Owner attitudes and dog behaviour problems - O'FARRELL - 1987 - Journal of Small Animal Practice. Genetics of Canine Behavior | Acta Veterinaria Brno. Acta Vet. Brno 2007, 76: 431-444 Genetics of Canine Behavior K. A. Houpt American College of Veterinary Behaviorists, Animal Behavior Clinic, Department of Clinical Sciences, College of Veterinary Medicine, Cornell University, Ithaca, NY, USA Received February 6, 2007 Accepted June 5, 2007 Canine behavioral genetics is a rapidly moving area of research.
4 Dog Body Language Myths: Misreading a Pet's Signals. Our dogs have many ways of communicating with us, but are often misunderstood. Image by butkovicdub Dogs communicate in a whole host of ways, both with other dogs and humans. Their vocalisations and visual signals (body and facial movements) serve the same purpose and carry the same meanings whether they face an encounter with their best dog buddy, a new canine acquaintance, an unfamiliar person, or just an ordinary day with their owner.
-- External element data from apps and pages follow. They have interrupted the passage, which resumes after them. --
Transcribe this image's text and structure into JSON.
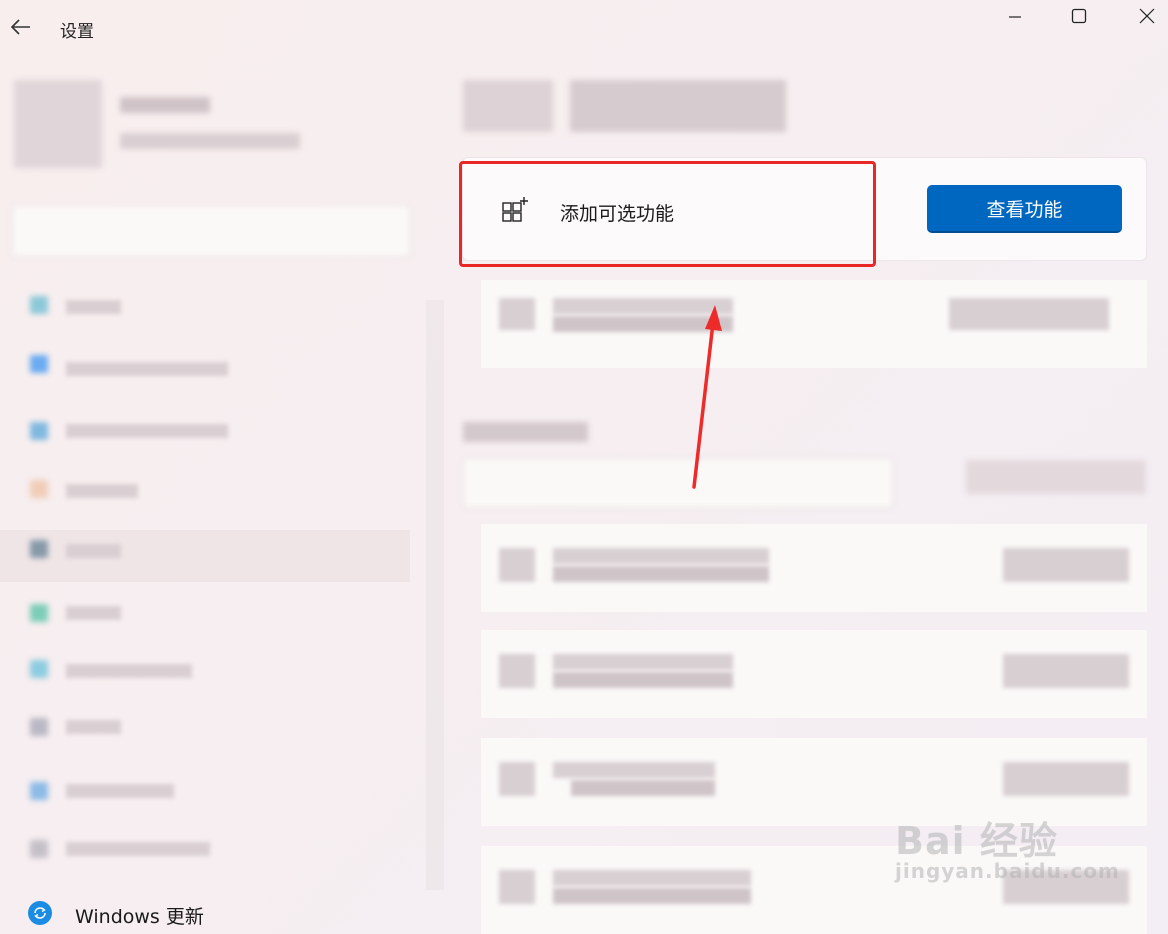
{
  "window": {
    "title": "设置"
  },
  "main": {
    "add_feature": {
      "label": "添加可选功能",
      "button_label": "查看功能"
    }
  },
  "sidebar": {
    "footer_item": {
      "label": "Windows 更新"
    }
  },
  "watermark": {
    "brand": "Bai 经验",
    "url": "jingyan.baidu.com"
  },
  "colors": {
    "accent": "#0067c0",
    "highlight_box": "#ea2727",
    "annotation_arrow": "#ee2b2b"
  }
}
Whilst Juliane Kaminski and Sarah Marshall-Pescini’s book, The Social Dog: Behavior and Cognition, and Anne Gallagher and Gabriella Tami’s research on ‘Description of the behaviour of domestic dog (Canis familiaris) by experienced and inexperienced people’ in 2009 show that many of us can instinctively identify the emotions behind a particular bark or posture, there are a few dog signalling myths that mean the message doesn’t always get across – and, sometimes, it’s important that it does.
So which canine body language myths do we frequently fall foul of? Body language | Cesar's Way. By Cesar Millan I often explain how our energy is created by intention times emotion, and how the same words delivered with the same emotion could have a completely different meaning because of the intent. I’m sure you understand how human intention and emotion work because you experience them both yourself every day. But how can you tell what a dog’s emotions and intentions are? Luckily, dogs cannot hide either one from us. We are the ones who may not understand how clearly the dog is communicating. For a dog, emotion is displayed through body language, while intention is displayed through motion.
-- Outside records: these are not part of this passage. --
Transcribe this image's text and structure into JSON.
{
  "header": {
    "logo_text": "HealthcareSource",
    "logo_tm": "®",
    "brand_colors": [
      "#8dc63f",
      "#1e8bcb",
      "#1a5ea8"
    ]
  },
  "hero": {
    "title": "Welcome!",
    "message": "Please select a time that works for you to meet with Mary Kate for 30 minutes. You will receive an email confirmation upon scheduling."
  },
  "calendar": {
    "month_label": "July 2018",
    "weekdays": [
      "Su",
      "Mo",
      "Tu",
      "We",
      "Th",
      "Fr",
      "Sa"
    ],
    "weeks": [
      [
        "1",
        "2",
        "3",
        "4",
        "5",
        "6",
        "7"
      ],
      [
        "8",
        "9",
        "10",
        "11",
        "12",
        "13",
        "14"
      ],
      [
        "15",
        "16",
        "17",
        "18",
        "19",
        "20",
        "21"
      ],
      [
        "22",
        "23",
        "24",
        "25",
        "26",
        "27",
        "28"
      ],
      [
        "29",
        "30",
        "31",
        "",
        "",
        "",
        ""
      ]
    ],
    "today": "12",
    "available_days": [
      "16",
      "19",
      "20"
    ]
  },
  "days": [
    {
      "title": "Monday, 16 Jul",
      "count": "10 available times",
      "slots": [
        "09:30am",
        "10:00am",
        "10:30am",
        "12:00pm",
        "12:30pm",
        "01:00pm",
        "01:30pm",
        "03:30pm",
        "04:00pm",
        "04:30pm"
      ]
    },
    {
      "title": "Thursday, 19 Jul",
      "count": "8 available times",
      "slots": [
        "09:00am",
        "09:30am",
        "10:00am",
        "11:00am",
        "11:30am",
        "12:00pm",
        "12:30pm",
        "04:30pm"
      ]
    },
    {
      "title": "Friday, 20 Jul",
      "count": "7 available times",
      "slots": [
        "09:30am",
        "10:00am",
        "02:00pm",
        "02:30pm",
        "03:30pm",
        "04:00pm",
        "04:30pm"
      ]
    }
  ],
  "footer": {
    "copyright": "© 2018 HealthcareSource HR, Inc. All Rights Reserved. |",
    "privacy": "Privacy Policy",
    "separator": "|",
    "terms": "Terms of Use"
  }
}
When a dog is not in a calm state, it only has three instinctual movements: fight, flight, or avoidance. Fight, flight, and avoidance are the traditional terms that animal behaviorists use, but they might be somewhat misleading because of the connotations they have. Every part of the dog is engaged, but the important ones to watch are the head, ears, tail, and back. The Pet Professional Guild - Dog Body language. Signs of Anxiety These signs indicate that your dog is uncomfortable with the current situation and there is a need for intervention to prevent pushing the dog to the point of biting, and to make sure your canine friend is happy and not feeling anxious. One Paw Raised This is very cute but the dog is not happy and does not want to be petted or bothered.
She is worried. Half Moon Eye The dog just wants to be left alone. Displacement Behaviors Displacement behaviors are normal behaviors displayed out of context. Some examples of displacement behaviors include: yawning when not tired licking chops without the presence of food - Watch the video below to see why this is important sudden scratching when not itchy sudden biting at paws or other body part sudden sniffing the ground or other object wet dog shake when not wet or dirty These are all things that dogs do anyway. Avoidance Behaviors Sometimes dogs are more overt when they feel anxious and want to remove themselves from a situation.